TO generate a sample g-coded file from scratch for testing motion only on D3D :

  1. Home Axes -
    1. G28 X0 Y0 - just x and y
  2. Start moving -
    1. G1 X50 Y50
    2. G1 X150 Y50
    3. G1 X50 Y50
    4. G1 X150 Y50

This just moves the x axis back and forth

When it comes to extruding - read on.

G Code Generation for 3D Printing

  • G code generation for 3D printing is nontrivial because you also have to specify how much filament to extrude

I found that manually writing gcode for the suggested "burn in test" print was nontrivial. A few example lines of gcode taken from test-cube.gcode look like this:

G1 X110.200 Y110.200 E2.00144

G1 X93.000 Y110.200 E2.32498

G1 X93.000 Y93.000 E2.64853

It's all straightforward until you get to E -- this is a measure of how much filament to extrude in mm. But it is additive -- so the file starts at 0 and increases continuously until the end of the file. Slicer programs like CURA do the work of calculating the E value for each movement.

I found I could calculate a value (length of axis movement times layer height times layer width) -- but doing so for the entirety of the file seemed like more work than it was worth. Is there a trick I'm missing?

I also attempted making a file in FreeCAD but had trouble getting a 3D shape with width from my sketch -- my FreeCAD skills are like 1/10.

So anyway, then I googled it: https://www.thingiverse.com/thing:2779287 and thought this should work just fine.

The initial test on my printer shows me that my print area is less than the full 8-inch square bed. Photo attached shows my print area limits.

The front limit (right side of photo) is due to the X-axis motor hitting up against the front frame. The right limit (top side of photo) is less clear -- my extruder refuses to move any further along the X-axis but I don't visually see anything obstructing its motion. The distance left on the axis is about 1 inch.

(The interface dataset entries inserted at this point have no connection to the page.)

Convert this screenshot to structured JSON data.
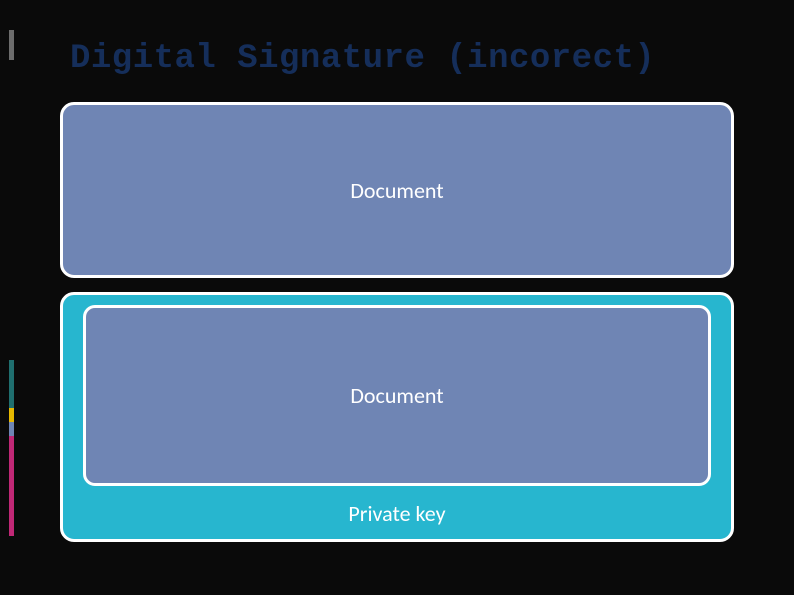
{
  "title": "Digital Signature (incorect)",
  "boxes": {
    "top": {
      "label": "Document"
    },
    "bottom": {
      "inner_label": "Document",
      "footer_label": "Private key"
    }
  },
  "colors": {
    "background": "#0a0a0a",
    "title": "#152e5a",
    "box_top": "#6f85b4",
    "box_bottom": "#27b6cf",
    "border": "#ffffff"
  }
}
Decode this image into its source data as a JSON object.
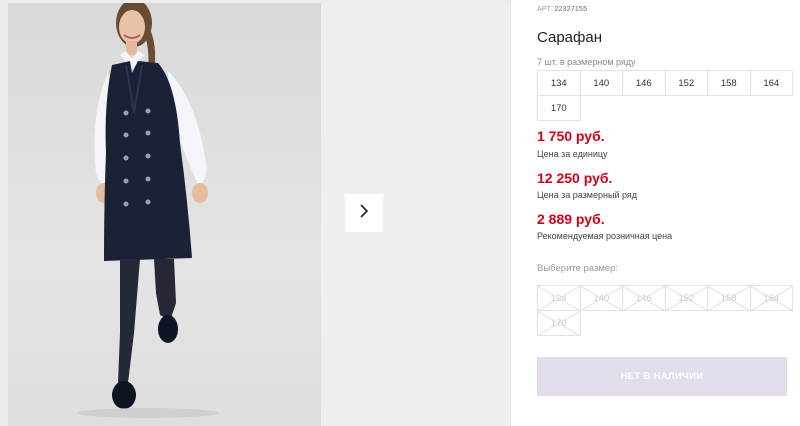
{
  "product": {
    "art_label": "АРТ.",
    "art_number": "22327155",
    "title": "Сарафан",
    "sizes_caption": "7 шт. в размерном ряду",
    "sizes": [
      "134",
      "140",
      "146",
      "152",
      "158",
      "164",
      "170"
    ]
  },
  "prices": [
    {
      "value": "1 750 руб.",
      "note": "Цена за единицу"
    },
    {
      "value": "12 250 руб.",
      "note": "Цена за размерный ряд"
    },
    {
      "value": "2 889 руб.",
      "note": "Рекомендуемая розничная цена"
    }
  ],
  "size_picker": {
    "label": "Выберите размер:",
    "options": [
      "134",
      "140",
      "146",
      "152",
      "158",
      "164",
      "170"
    ]
  },
  "cta": {
    "label": "НЕТ В НАЛИЧИИ"
  },
  "gallery": {
    "next_icon": "chevron-right-icon"
  },
  "colors": {
    "price_red": "#d0021b",
    "cta_bg": "#e2dde8",
    "dress_navy": "#1c2236",
    "gallery_bg": "#ececec"
  }
}
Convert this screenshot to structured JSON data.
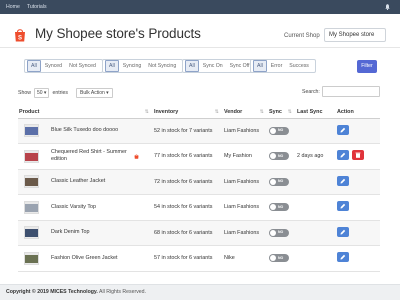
{
  "nav": {
    "items": [
      "Home",
      "Tutorials"
    ]
  },
  "header": {
    "title": "My Shopee store's Products",
    "current_shop_label": "Current Shop",
    "current_shop_value": "My Shopee store"
  },
  "filters": {
    "sync_group": [
      "All",
      "Synced",
      "Not Synced"
    ],
    "syncing_group": [
      "All",
      "Syncing",
      "Not Syncing"
    ],
    "sync_state_group": [
      "All",
      "Sync On",
      "Sync Off"
    ],
    "status_group": [
      "All",
      "Error",
      "Success"
    ],
    "filter_button": "Filter"
  },
  "table_controls": {
    "show_label": "Show",
    "entries_value": "50",
    "entries_label": "entries",
    "bulk_action": "Bulk Action",
    "search_label": "Search:"
  },
  "columns": {
    "product": "Product",
    "inventory": "Inventory",
    "vendor": "Vendor",
    "sync": "Sync",
    "last_sync": "Last Sync",
    "action": "Action"
  },
  "rows": [
    {
      "product": "Blue Silk Tuxedo doo doooo",
      "inventory": "52 in stock for 7 variants",
      "vendor": "Liam Fashions",
      "sync": "NO",
      "last_sync": "",
      "thumb_color": "#5b6fa8"
    },
    {
      "product": "Chequered Red Shirt - Summer edition",
      "inventory": "77 in stock for 6 variants",
      "vendor": "My Fashion",
      "sync": "NO",
      "last_sync": "2 days ago",
      "thumb_color": "#b8434a"
    },
    {
      "product": "Classic Leather Jacket",
      "inventory": "72 in stock for 6 variants",
      "vendor": "Liam Fashions",
      "sync": "NO",
      "last_sync": "",
      "thumb_color": "#6b5a4a"
    },
    {
      "product": "Classic Varsity Top",
      "inventory": "54 in stock for 6 variants",
      "vendor": "Liam Fashions",
      "sync": "NO",
      "last_sync": "",
      "thumb_color": "#9aa3b0"
    },
    {
      "product": "Dark Denim Top",
      "inventory": "68 in stock for 6 variants",
      "vendor": "Liam Fashions",
      "sync": "NO",
      "last_sync": "",
      "thumb_color": "#3d4f6e"
    },
    {
      "product": "Fashion Olive Green Jacket",
      "inventory": "57 in stock for 6 variants",
      "vendor": "Nike",
      "sync": "NO",
      "last_sync": "",
      "thumb_color": "#6a7152"
    }
  ],
  "footer": {
    "prefix": "Copyright © 2019",
    "company": "MICES Technology.",
    "suffix": "All Rights Reserved."
  },
  "colors": {
    "topnav": "#3a4a5e",
    "filter_button": "#5468d4",
    "edit": "#4e83d6",
    "delete": "#e0333b",
    "shopee": "#ee4d2d"
  }
}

Which means -- at this point, I don't think this printer has the capacity to complete the burn-in test at any speed, let alone a 16-motor production print.